Since 2003 you have been a member of the musical
ensemble of the National Moravian-Silesian Theatre.
Next year will be your jubilee, 20 years. How many
roles have you performed during that time?
I haven‘t counted, but about seven years ago my friend
David Velčovský, who worked as a producer at the time,
gave me a big poster as a gift where he listed all of my
roles so far. I was amazed at how many there were, I had
forgotten many of them.
In 2014, you won your first Thalia Award because you
literally shone in the musical drama Edith and Marlene
as Edith Piaf. This year, you won your second Thalia for
your role as Áda Harris in the musical Flowers for Mrs
Harris. What did these awards bring you?
Of course it brought me great joy, it‘s always about
emotions and surprises. It was even more of a surprise
the second time, I really didn‘t expect that, in the words
of the divine Karel (laughs). But besides the euphoria and
joy, it brings a certain responsibility. It‘s a commitment,
one that should always be working. With the first Thalia,
there was a period of time when I thought that the role
of Edith Piaf and the first Thalia didn‘t bring me anything
fulfilling. Fortunately, that period only lasted a short time
and I started to like Thalia and the role of Edith Piaf again.
The second time was really unexpected and I am very
happy about the award. It‘s a kind of glass confirmation
that it‘s all working and it makes sense.
Is there anything you haven‘t achieved in your
profession at this point? Any special wish or dream?
Of course, there are roles that I really like. I like to joke
sometimes about the role of Sally Bowles from the musical
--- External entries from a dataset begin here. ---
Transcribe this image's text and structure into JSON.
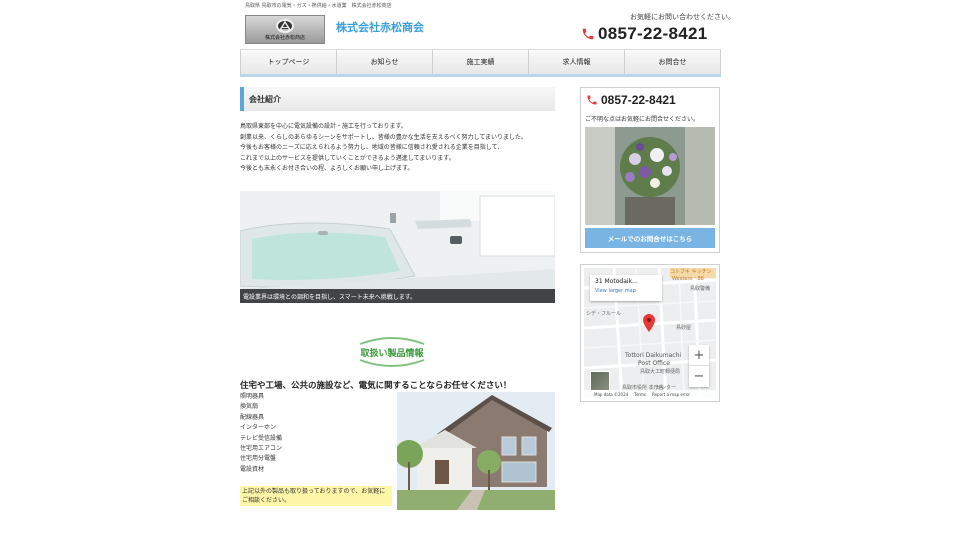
{
  "header": {
    "tagline": "鳥取県 鳥取市の電気・ガス・熱供給・水道業　株式会社赤松商店",
    "logo_text": "株式会社赤松商店",
    "company_name": "株式会社赤松商会",
    "contact_note": "お気軽にお問い合わせください。",
    "phone": "0857-22-8421"
  },
  "nav": {
    "items": [
      "トップページ",
      "お知らせ",
      "施工実績",
      "求人情報",
      "お問合せ"
    ]
  },
  "main": {
    "section_title": "会社紹介",
    "intro_lines": [
      "鳥取県東部を中心に電気設備の設計・施工を行っております。",
      "創業以来、くらしのあらゆるシーンをサポートし、皆様の豊かな生活を支えるべく努力してまいりました。",
      "今後もお客様のニーズに応えられるよう努力し、地域の皆様に信頼され愛される企業を目指して、",
      "これまで以上のサービスを提供していくことができるよう邁進してまいります。",
      "今後とも末永くお付き合いの程、よろしくお願い申し上げます。"
    ],
    "bath_caption": "電設業界は環境との調和を目指し、スマート未来へ挑戦します。",
    "products_badge": "取扱い製品情報",
    "products_title": "住宅や工場、公共の施設など、電気に関することならお任せください！",
    "products": [
      "照明器具",
      "換気扇",
      "配線器具",
      "インターホン",
      "テレビ受信設備",
      "住宅用エアコン",
      "住宅用分電盤",
      "電設資材"
    ],
    "products_note": "上記以外の製品も取り扱っておりますので、お気軽にご相談ください。"
  },
  "sidebar": {
    "phone": "0857-22-8421",
    "note": "ご不明な点はお気軽にお問合せください。",
    "mail_button": "メールでのお問合せはこちら"
  },
  "map": {
    "address": "31 Motodaik...",
    "larger_link": "View larger map",
    "labels": [
      "コトブキ キッチン",
      "Western・88",
      "鳥取警備",
      "シデ・フルール",
      "鳥砂屋",
      "Tottori Daikumachi",
      "Post Office",
      "鳥取大工町郵便局",
      "鳥取市役所 本庁舎",
      "センター"
    ],
    "footer": [
      "Map data ©2024",
      "Terms",
      "Report a map error"
    ],
    "zoom_in": "+",
    "zoom_out": "−"
  },
  "colors": {
    "accent_blue": "#3aa0d8",
    "nav_border": "#b9d7ee",
    "phone_icon": "#e33b3b",
    "badge_green": "#3a9a3a",
    "note_highlight": "#fff6a8"
  }
}
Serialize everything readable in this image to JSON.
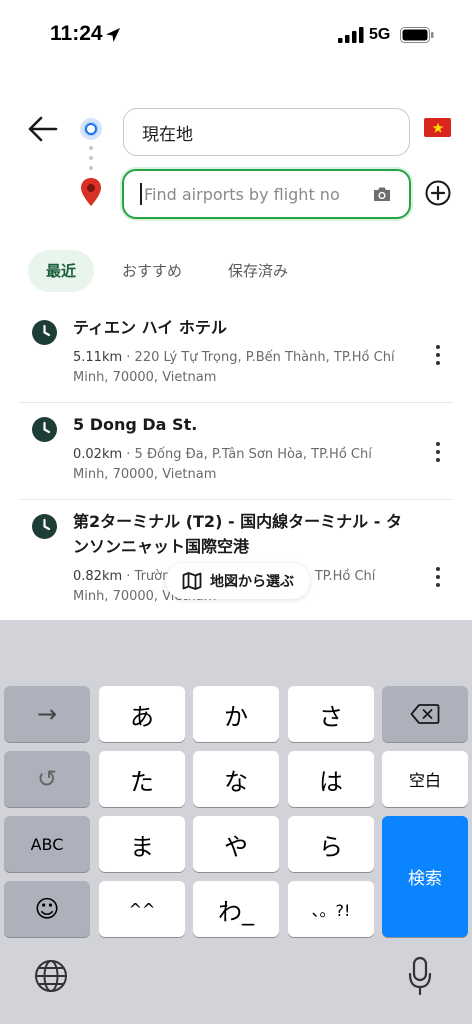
{
  "status_bar": {
    "time": "11:24",
    "network": "5G"
  },
  "route": {
    "origin_value": "現在地",
    "destination_placeholder": "Find airports by flight no"
  },
  "tabs": [
    {
      "label": "最近",
      "active": true
    },
    {
      "label": "おすすめ",
      "active": false
    },
    {
      "label": "保存済み",
      "active": false
    }
  ],
  "results": [
    {
      "title": "ティエン ハイ ホテル",
      "distance": "5.11km",
      "address": "220 Lý Tự Trọng, P.Bến Thành, TP.Hồ Chí Minh, 70000, Vietnam"
    },
    {
      "title": "5 Dong Da St.",
      "distance": "0.02km",
      "address": "5 Đống Đa, P.Tân Sơn Hòa, TP.Hồ Chí Minh, 70000, Vietnam"
    },
    {
      "title": "第2ターミナル (T2) - 国内線ターミナル - タンソンニャット国際空港",
      "distance": "0.82km",
      "address": "Trường Sơn, P.Tân Sơn Hòa, TP.Hồ Chí Minh, 70000, Vietnam"
    }
  ],
  "map_pick_label": "地図から選ぶ",
  "keyboard": {
    "row1": [
      "→",
      "あ",
      "か",
      "さ",
      "⌫"
    ],
    "row2": [
      "↺",
      "た",
      "な",
      "は",
      "空白"
    ],
    "row3": [
      "ABC",
      "ま",
      "や",
      "ら"
    ],
    "row4": [
      "☺",
      "^^",
      "わ_",
      "、。?!"
    ],
    "search_label": "検索"
  },
  "colors": {
    "accent_green": "#27a245",
    "route_blue": "#1a73e8",
    "keyboard_blue": "#0a84ff",
    "clock_dark": "#1e3d36"
  }
}
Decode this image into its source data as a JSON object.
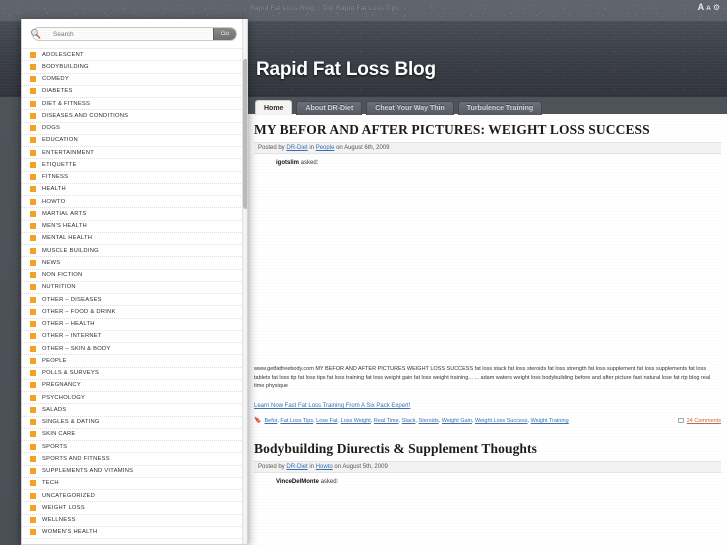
{
  "os_bar": {
    "title": "Rapid Fat Loss Blog :: Top Rapid Fat Loss Tips",
    "font_large": "A",
    "font_small": "A",
    "gear": "⚙"
  },
  "site": {
    "title": "Rapid Fat Loss Blog",
    "tabs": [
      {
        "label": "Home",
        "active": true
      },
      {
        "label": "About DR-Diet",
        "active": false
      },
      {
        "label": "Cheat Your Way Thin",
        "active": false
      },
      {
        "label": "Turbulence Training",
        "active": false
      }
    ]
  },
  "sidebar": {
    "search": {
      "placeholder": "Search",
      "value": "",
      "go_label": "Go"
    },
    "categories": [
      {
        "label": "ADOLESCENT"
      },
      {
        "label": "BODYBUILDING"
      },
      {
        "label": "COMEDY"
      },
      {
        "label": "DIABETES"
      },
      {
        "label": "DIET & FITNESS"
      },
      {
        "label": "DISEASES AND CONDITIONS"
      },
      {
        "label": "DOGS"
      },
      {
        "label": "EDUCATION"
      },
      {
        "label": "ENTERTAINMENT"
      },
      {
        "label": "ETIQUETTE"
      },
      {
        "label": "FITNESS"
      },
      {
        "label": "HEALTH"
      },
      {
        "label": "HOWTO"
      },
      {
        "label": "MARTIAL ARTS"
      },
      {
        "label": "MEN'S HEALTH"
      },
      {
        "label": "MENTAL HEALTH"
      },
      {
        "label": "MUSCLE BUILDING"
      },
      {
        "label": "NEWS"
      },
      {
        "label": "NON FICTION"
      },
      {
        "label": "NUTRITION"
      },
      {
        "label": "OTHER – DISEASES"
      },
      {
        "label": "OTHER – FOOD & DRINK"
      },
      {
        "label": "OTHER – HEALTH"
      },
      {
        "label": "OTHER – INTERNET"
      },
      {
        "label": "OTHER – SKIN & BODY"
      },
      {
        "label": "PEOPLE"
      },
      {
        "label": "POLLS & SURVEYS"
      },
      {
        "label": "PREGNANCY"
      },
      {
        "label": "PSYCHOLOGY"
      },
      {
        "label": "SALADS"
      },
      {
        "label": "SINGLES & DATING"
      },
      {
        "label": "SKIN CARE"
      },
      {
        "label": "SPORTS"
      },
      {
        "label": "SPORTS AND FITNESS"
      },
      {
        "label": "SUPPLEMENTS AND VITAMINS"
      },
      {
        "label": "TECH"
      },
      {
        "label": "UNCATEGORIZED"
      },
      {
        "label": "WEIGHT LOSS"
      },
      {
        "label": "WELLNESS"
      },
      {
        "label": "WOMEN'S HEALTH"
      }
    ]
  },
  "posts": [
    {
      "title": "My Befor and After Pictures: Weight Loss Success",
      "meta_prefix": "Posted by ",
      "author": "DR-Diet",
      "meta_in": " in ",
      "category": "People",
      "meta_date": " on August 6th, 2009",
      "asker_name": "igotslim",
      "asker_suffix": " asked:",
      "body": "www.getfatfreebody.com MY BEFOR AND AFTER PICTURES WEIGHT LOSS SUCCESS fat loss stack fat loss steroids fat loss strength fat loss supplement fat loss supplements fat loss tablets fat loss tip fat loss tips fat loss training fat loss weight gain fat loss weight training... ... adam waters weight loss bodybuilding before and after picture fast natural lose fat rtp blog real time physique",
      "cta": "Learn Now Fast Fat Loss Training From A Six Pack Expert!",
      "tags": [
        "Befor",
        "Fat Loss Tips",
        "Lose Fat",
        "Loss Weight",
        "Real Time",
        "Stack",
        "Steroids",
        "Weight Gain",
        "Weight Loss Success",
        "Weight Training"
      ],
      "comments": "24 Comments"
    },
    {
      "title": "Bodybuilding Diurectis & Supplement Thoughts",
      "meta_prefix": "Posted by ",
      "author": "DR-Diet",
      "meta_in": " in ",
      "category": "Howto",
      "meta_date": " on August 5th, 2009",
      "asker_name": "VinceDelMonte",
      "asker_suffix": " asked:",
      "body": "",
      "cta": "",
      "tags": [],
      "comments": ""
    }
  ],
  "colors": {
    "accent_orange": "#f4a124",
    "link_blue": "#3a6fb5",
    "comment_red": "#c8643c",
    "header_dark": "#3d4149"
  }
}
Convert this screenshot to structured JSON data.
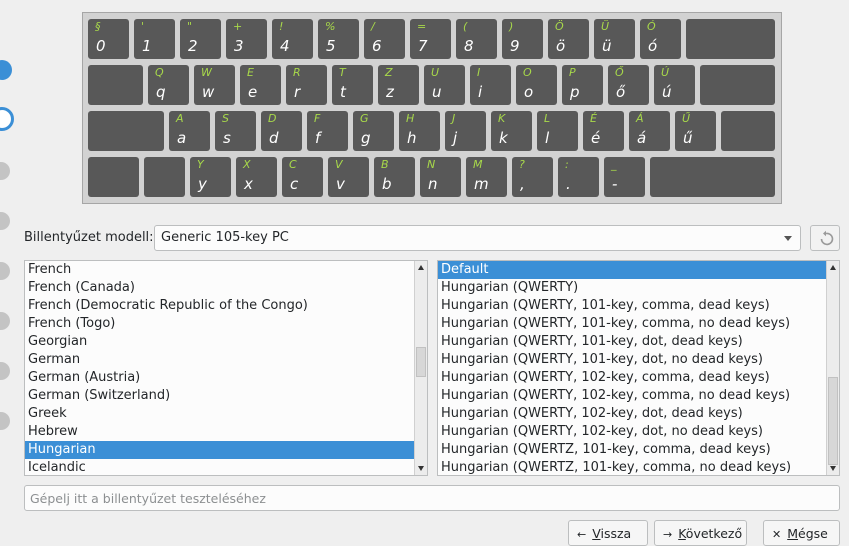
{
  "keyboard": {
    "rows": [
      [
        {
          "u": "§",
          "l": "0"
        },
        {
          "u": "'",
          "l": "1"
        },
        {
          "u": "\"",
          "l": "2"
        },
        {
          "u": "+",
          "l": "3"
        },
        {
          "u": "!",
          "l": "4"
        },
        {
          "u": "%",
          "l": "5"
        },
        {
          "u": "/",
          "l": "6"
        },
        {
          "u": "=",
          "l": "7"
        },
        {
          "u": "(",
          "l": "8"
        },
        {
          "u": ")",
          "l": "9"
        },
        {
          "u": "Ö",
          "l": "ö"
        },
        {
          "u": "Ü",
          "l": "ü"
        },
        {
          "u": "Ó",
          "l": "ó"
        },
        {
          "u": "",
          "l": ""
        }
      ],
      [
        {
          "u": "",
          "l": ""
        },
        {
          "u": "Q",
          "l": "q"
        },
        {
          "u": "W",
          "l": "w"
        },
        {
          "u": "E",
          "l": "e"
        },
        {
          "u": "R",
          "l": "r"
        },
        {
          "u": "T",
          "l": "t"
        },
        {
          "u": "Z",
          "l": "z"
        },
        {
          "u": "U",
          "l": "u"
        },
        {
          "u": "I",
          "l": "i"
        },
        {
          "u": "O",
          "l": "o"
        },
        {
          "u": "P",
          "l": "p"
        },
        {
          "u": "Ő",
          "l": "ő"
        },
        {
          "u": "Ú",
          "l": "ú"
        },
        {
          "u": "",
          "l": ""
        }
      ],
      [
        {
          "u": "",
          "l": ""
        },
        {
          "u": "A",
          "l": "a"
        },
        {
          "u": "S",
          "l": "s"
        },
        {
          "u": "D",
          "l": "d"
        },
        {
          "u": "F",
          "l": "f"
        },
        {
          "u": "G",
          "l": "g"
        },
        {
          "u": "H",
          "l": "h"
        },
        {
          "u": "J",
          "l": "j"
        },
        {
          "u": "K",
          "l": "k"
        },
        {
          "u": "L",
          "l": "l"
        },
        {
          "u": "É",
          "l": "é"
        },
        {
          "u": "Á",
          "l": "á"
        },
        {
          "u": "Ű",
          "l": "ű"
        },
        {
          "u": "",
          "l": ""
        }
      ],
      [
        {
          "u": "",
          "l": ""
        },
        {
          "u": "",
          "l": ""
        },
        {
          "u": "Y",
          "l": "y"
        },
        {
          "u": "X",
          "l": "x"
        },
        {
          "u": "C",
          "l": "c"
        },
        {
          "u": "V",
          "l": "v"
        },
        {
          "u": "B",
          "l": "b"
        },
        {
          "u": "N",
          "l": "n"
        },
        {
          "u": "M",
          "l": "m"
        },
        {
          "u": "?",
          "l": ","
        },
        {
          "u": ":",
          "l": "."
        },
        {
          "u": "_",
          "l": "-"
        },
        {
          "u": "",
          "l": ""
        }
      ]
    ]
  },
  "model": {
    "label": "Billentyűzet modell:",
    "value": "Generic 105-key PC"
  },
  "layouts": {
    "items": [
      "French",
      "French (Canada)",
      "French (Democratic Republic of the Congo)",
      "French (Togo)",
      "Georgian",
      "German",
      "German (Austria)",
      "German (Switzerland)",
      "Greek",
      "Hebrew",
      "Hungarian",
      "Icelandic"
    ],
    "selected": "Hungarian"
  },
  "variants": {
    "items": [
      "Default",
      "Hungarian (QWERTY)",
      "Hungarian (QWERTY, 101-key, comma, dead keys)",
      "Hungarian (QWERTY, 101-key, comma, no dead keys)",
      "Hungarian (QWERTY, 101-key, dot, dead keys)",
      "Hungarian (QWERTY, 101-key, dot, no dead keys)",
      "Hungarian (QWERTY, 102-key, comma, dead keys)",
      "Hungarian (QWERTY, 102-key, comma, no dead keys)",
      "Hungarian (QWERTY, 102-key, dot, dead keys)",
      "Hungarian (QWERTY, 102-key, dot, no dead keys)",
      "Hungarian (QWERTZ, 101-key, comma, dead keys)",
      "Hungarian (QWERTZ, 101-key, comma, no dead keys)"
    ],
    "selected": "Default"
  },
  "test_input": {
    "placeholder": "Gépelj itt a billentyűzet teszteléséhez",
    "value": ""
  },
  "buttons": {
    "back": {
      "pre": "",
      "acc": "V",
      "post": "issza",
      "icon": "arrow-left-icon"
    },
    "next": {
      "pre": "",
      "acc": "K",
      "post": "övetkező",
      "icon": "arrow-right-icon"
    },
    "cancel": {
      "pre": "",
      "acc": "M",
      "post": "égse",
      "icon": "close-icon"
    }
  },
  "colors": {
    "accent": "#3b8fd6",
    "key_bg": "#585858",
    "key_shift_label": "#a8d94a"
  }
}
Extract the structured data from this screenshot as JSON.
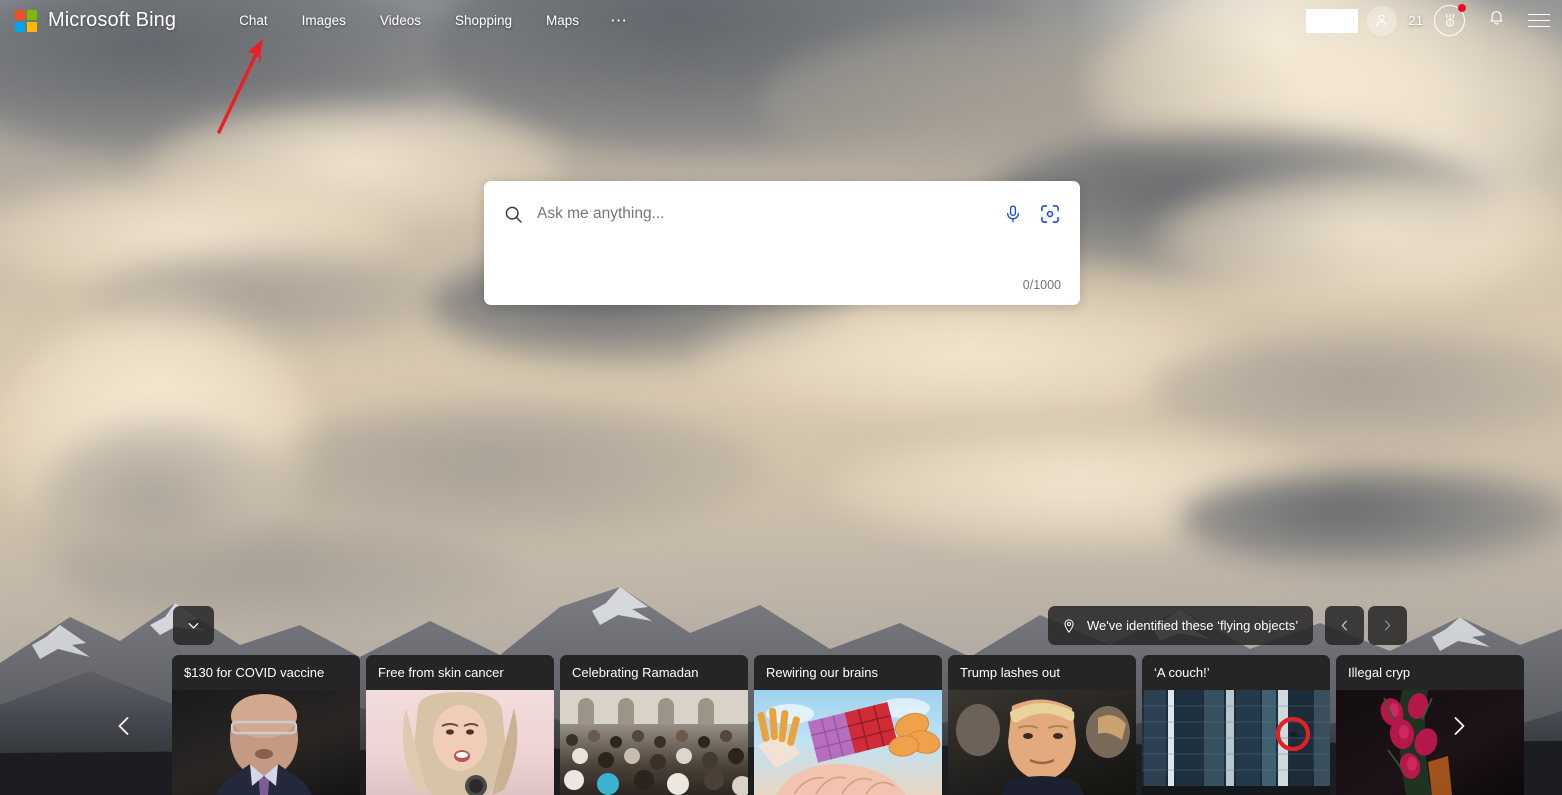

Cabaret - I sing the theme song from the musical and
think to myself that‘s a role I‘ve never sung. I won‘t sing it